(AIM OF THE TASK): Please report, as a bare number, how many lines below include the string "JSON".

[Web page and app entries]
Content starts
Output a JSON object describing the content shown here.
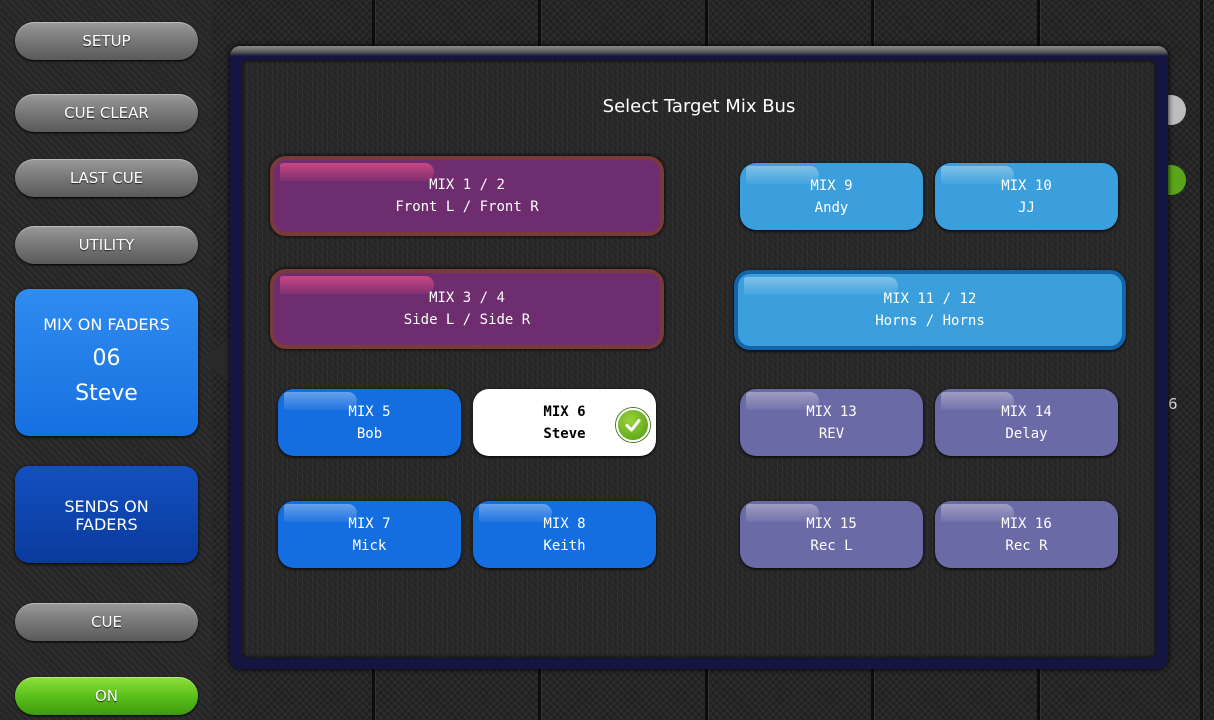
{
  "sidebar": {
    "setup": "SETUP",
    "cue_clear": "CUE CLEAR",
    "last_cue": "LAST CUE",
    "utility": "UTILITY",
    "mix_on_faders": {
      "label": "MIX ON FADERS",
      "number": "06",
      "name": "Steve"
    },
    "sends_on_faders": {
      "line1": "SENDS ON",
      "line2": "FADERS"
    },
    "cue": "CUE",
    "on": "ON"
  },
  "dialog": {
    "title": "Select Target Mix Bus",
    "buses": [
      {
        "id": "mix-1-2",
        "line1": "MIX 1 / 2",
        "line2": "Front L / Front R"
      },
      {
        "id": "mix-3-4",
        "line1": "MIX 3 / 4",
        "line2": "Side L / Side R"
      },
      {
        "id": "mix-5",
        "line1": "MIX 5",
        "line2": "Bob"
      },
      {
        "id": "mix-6",
        "line1": "MIX 6",
        "line2": "Steve",
        "selected": true
      },
      {
        "id": "mix-7",
        "line1": "MIX 7",
        "line2": "Mick"
      },
      {
        "id": "mix-8",
        "line1": "MIX 8",
        "line2": "Keith"
      },
      {
        "id": "mix-9",
        "line1": "MIX 9",
        "line2": "Andy"
      },
      {
        "id": "mix-10",
        "line1": "MIX 10",
        "line2": "JJ"
      },
      {
        "id": "mix-11-12",
        "line1": "MIX 11 / 12",
        "line2": "Horns / Horns"
      },
      {
        "id": "mix-13",
        "line1": "MIX 13",
        "line2": "REV"
      },
      {
        "id": "mix-14",
        "line1": "MIX 14",
        "line2": "Delay"
      },
      {
        "id": "mix-15",
        "line1": "MIX 15",
        "line2": "Rec L"
      },
      {
        "id": "mix-16",
        "line1": "MIX 16",
        "line2": "Rec R"
      }
    ]
  },
  "background": {
    "edge_label": "6"
  },
  "colors": {
    "stereo_bus": "#6e2d6e",
    "aux_bus": "#156ee0",
    "light_bus": "#3a9fdc",
    "fx_bus": "#6a6aa6",
    "selected": "#ffffff",
    "check": "#5bb01a"
  },
  "icons": {
    "selected_indicator": "checkmark-icon"
  }
}
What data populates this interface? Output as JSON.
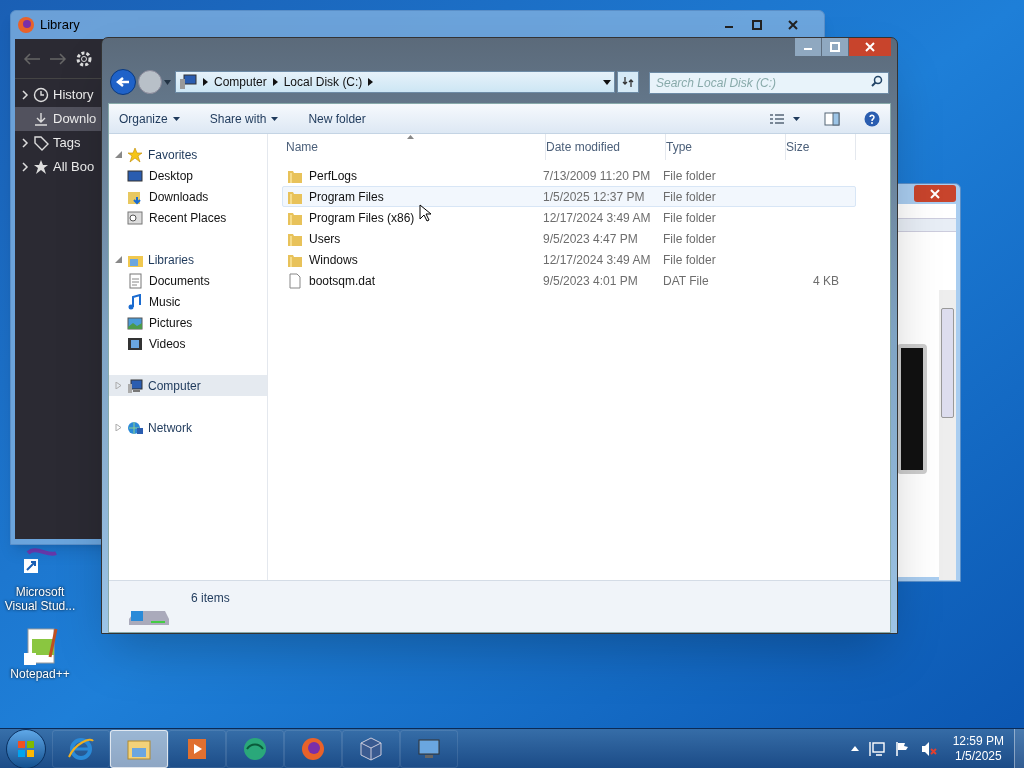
{
  "desktop_icons": [
    {
      "label": "Microsoft Visual Stud...",
      "kind": "vs"
    },
    {
      "label": "Notepad++",
      "kind": "notepad"
    }
  ],
  "library_window": {
    "title": "Library",
    "nav": [
      {
        "label": "History",
        "kind": "history",
        "expandable": true,
        "selected": false
      },
      {
        "label": "Downlo",
        "kind": "download",
        "expandable": false,
        "selected": true
      },
      {
        "label": "Tags",
        "kind": "tag",
        "expandable": true,
        "selected": false
      },
      {
        "label": "All Boo",
        "kind": "star",
        "expandable": true,
        "selected": false
      }
    ]
  },
  "explorer": {
    "breadcrumbs": [
      "Computer",
      "Local Disk (C:)"
    ],
    "search": {
      "placeholder": "Search Local Disk (C:)"
    },
    "toolbar": [
      {
        "label": "Organize",
        "dropdown": true
      },
      {
        "label": "Share with",
        "dropdown": true
      },
      {
        "label": "New folder",
        "dropdown": false
      }
    ],
    "nav": [
      {
        "label": "Favorites",
        "kind": "star",
        "selected": false,
        "children": [
          {
            "label": "Desktop",
            "kind": "desktop",
            "selected": false
          },
          {
            "label": "Downloads",
            "kind": "downloads",
            "selected": false
          },
          {
            "label": "Recent Places",
            "kind": "recent",
            "selected": false
          }
        ]
      },
      {
        "label": "Libraries",
        "kind": "libraries",
        "selected": false,
        "children": [
          {
            "label": "Documents",
            "kind": "documents",
            "selected": false
          },
          {
            "label": "Music",
            "kind": "music",
            "selected": false
          },
          {
            "label": "Pictures",
            "kind": "pictures",
            "selected": false
          },
          {
            "label": "Videos",
            "kind": "videos",
            "selected": false
          }
        ]
      },
      {
        "label": "Computer",
        "kind": "computer",
        "selected": true
      },
      {
        "label": "Network",
        "kind": "network",
        "selected": false
      }
    ],
    "columns": [
      "Name",
      "Date modified",
      "Type",
      "Size"
    ],
    "rows": [
      {
        "name": "PerfLogs",
        "date": "7/13/2009 11:20 PM",
        "type": "File folder",
        "kind": "folder",
        "hovered": false
      },
      {
        "name": "Program Files",
        "date": "1/5/2025 12:37 PM",
        "type": "File folder",
        "kind": "folder",
        "hovered": true
      },
      {
        "name": "Program Files (x86)",
        "date": "12/17/2024 3:49 AM",
        "type": "File folder",
        "kind": "folder",
        "hovered": false
      },
      {
        "name": "Users",
        "date": "9/5/2023 4:47 PM",
        "type": "File folder",
        "kind": "folder",
        "hovered": false
      },
      {
        "name": "Windows",
        "date": "12/17/2024 3:49 AM",
        "type": "File folder",
        "kind": "folder",
        "hovered": false
      },
      {
        "name": "bootsqm.dat",
        "date": "9/5/2023 4:01 PM",
        "type": "DAT File",
        "size": "4 KB",
        "kind": "file",
        "hovered": false
      }
    ],
    "status_bar": {
      "text": "6 items"
    }
  },
  "taskbar": {
    "apps": [
      {
        "kind": "ie",
        "active": false
      },
      {
        "kind": "explorer",
        "active": true
      },
      {
        "kind": "media",
        "active": false
      },
      {
        "kind": "green",
        "active": false
      },
      {
        "kind": "firefox",
        "active": false
      },
      {
        "kind": "box",
        "active": false
      },
      {
        "kind": "monitor",
        "active": false
      }
    ],
    "time": "12:59 PM",
    "date": "1/5/2025"
  }
}
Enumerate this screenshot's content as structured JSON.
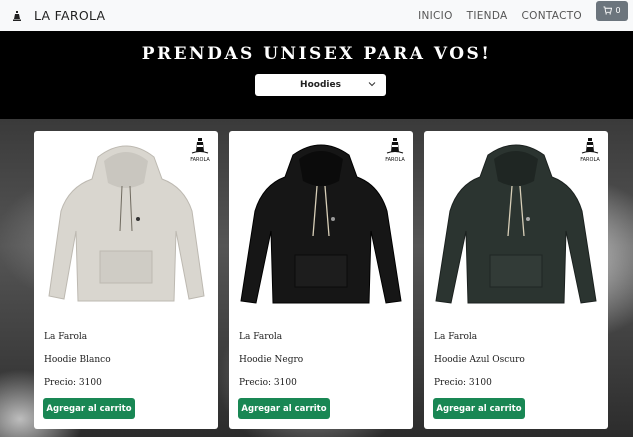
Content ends
(ANSWER TO THIS EXERCISE): 3